The marble floors of St. Peter’s Basilica are partially preserved from the first church, the Basilica of Constantine. The Egyptian porphyry disc, on which Charlemagne knelt during his coronation in 800, can also be seen here. Subsequently, his example was followed by most European rulers until the 15th century.
It is impossible to imagine the interior of the temple without the work of Giovanni Bernini – he spent about 50 years decorating the main Vatican temple. For example, here you can find a statue of centurion Longinus by his authorship.
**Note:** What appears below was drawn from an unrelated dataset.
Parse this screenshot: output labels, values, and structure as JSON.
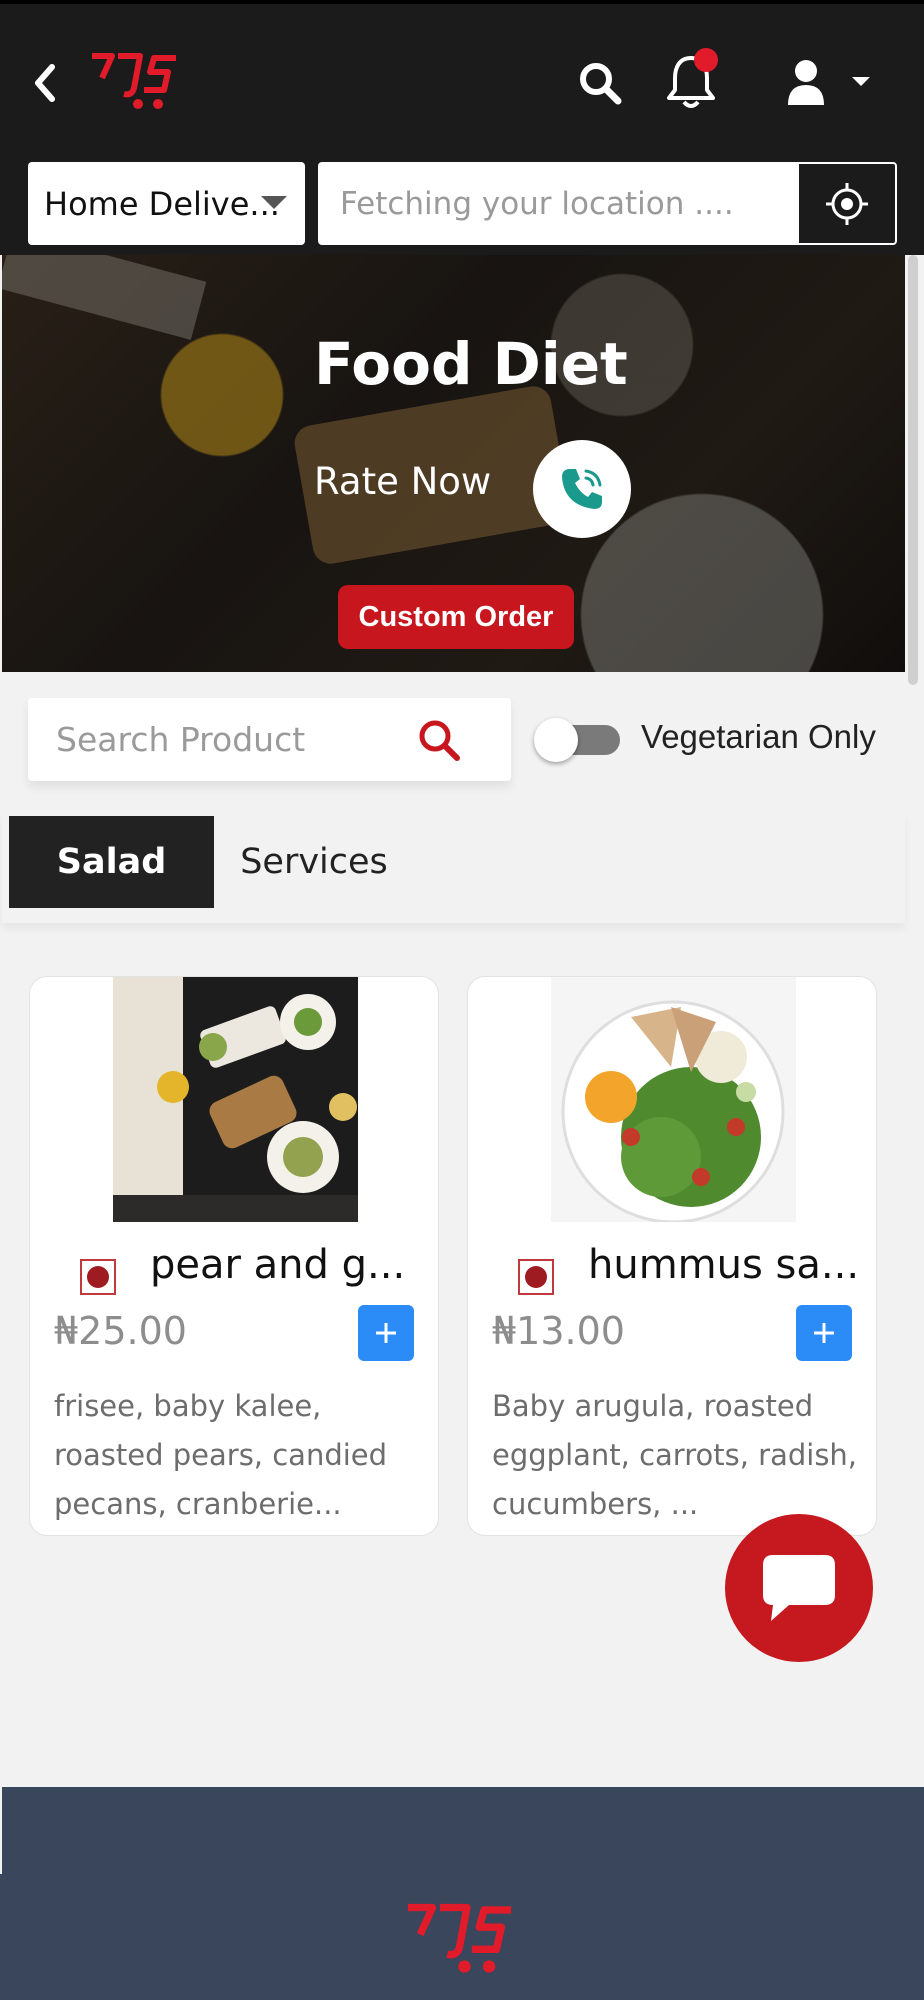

By the way, the tip of the spear, with which Longinus pierced Christ, is kept here, in St. Peter’s Basilica. The incredibly luxurious canopy with many decorative elements over the temple’s altar was also created by Bernini, as was the pulpit in honor of St. Peter.
In the central part of the cathedral you can see 4 pillars holding up the dome – Michelangelo’s idea. In the heart of the church are many mosaic paintings based on sketches by Domenichino.
The central nave is also decorated with statues of numerous saints. The right aisle is decorated with the sculptural group “The Mourning of Christ”, created by Michelangelo himself in 1499. It is protected from dust and dirt, as well as from vandals (for a reason – in 1972, the masterpiece was attacked by a madman with a hammer) with a special glass cover.
Google Panoramas of St. Peter’s Cathedral
Inside St. Peter’s is the tomb of Countess Matilda of Canossa by the same Bernini. It is noteworthy that Matilda of Canossa was the first woman to be buried in the cathedral.
The left aisle is interesting because it contains the tomb of Pope Alexander VII with numerous decorative elements – the last of Bernini’s significant works. Also in the left aisle is the Chapel of Baptism by Charles Fontana, the tomb of Maria Clementina Sobieschi, the memorial to the Stuarts and the tomb of Pope Innocent VIII.
St. Peter’s Dome
The dome of St. Peter’s Basilica has a height of 136.57 meters from the floor of the temple to the very end outside, crowned by a cross. The height inside the church is 117.57 meters. The weight of the dome is 14,000 tons! The dome was designed by Michelangelo, who was inspired by the dome of the Pantheon in Rome and the dome of the Cathedral of Santa Maria del Fiore in Florence.
In the 18th century the dome began to crumble under its own great weight and the effects of the winds. Because of this, additional work had to be done to reinforce the structure with four strong chains that held the vault together.
How to get to St. Peter’s Cathedral in Rome
St. Peter’s Basilica can be reached either on foot or by public transportation. St. Peter’s Cathedral is the tallest building in historic Rome (it is simply forbidden to build any taller). The building is visible from the heights and some squares of the Eternal City.
If you decide to take the metro, you need the red line MEA. The nearest station is Ottaviano. Walk should not be more than 500 meters.
You can take buses 23, 34, 40, 46, 62, 64, 98, 115 and 280.
You can also call a cab. The car can be ordered through the application Uber or Gett on your smartphone or use the services of a local company (for example, Radio Taxi by phone 06-3570 or Pronto Taxi by phone 06-6645). Cabs in Rome are expensive – it’s better to use public transport.
Finally, you can walk. Below are the walking routes from such popular attractions in Rome as the Colosseum, Trevi Fountain, and Piazza di Spagna.
The walking route from the Colosseum to St. Peter’s Basilica:
A walking route from the Trevi Fountain to St. Peter’s Cathedral:
Walking route from Piazza Española to St. Peter’s Cathedral: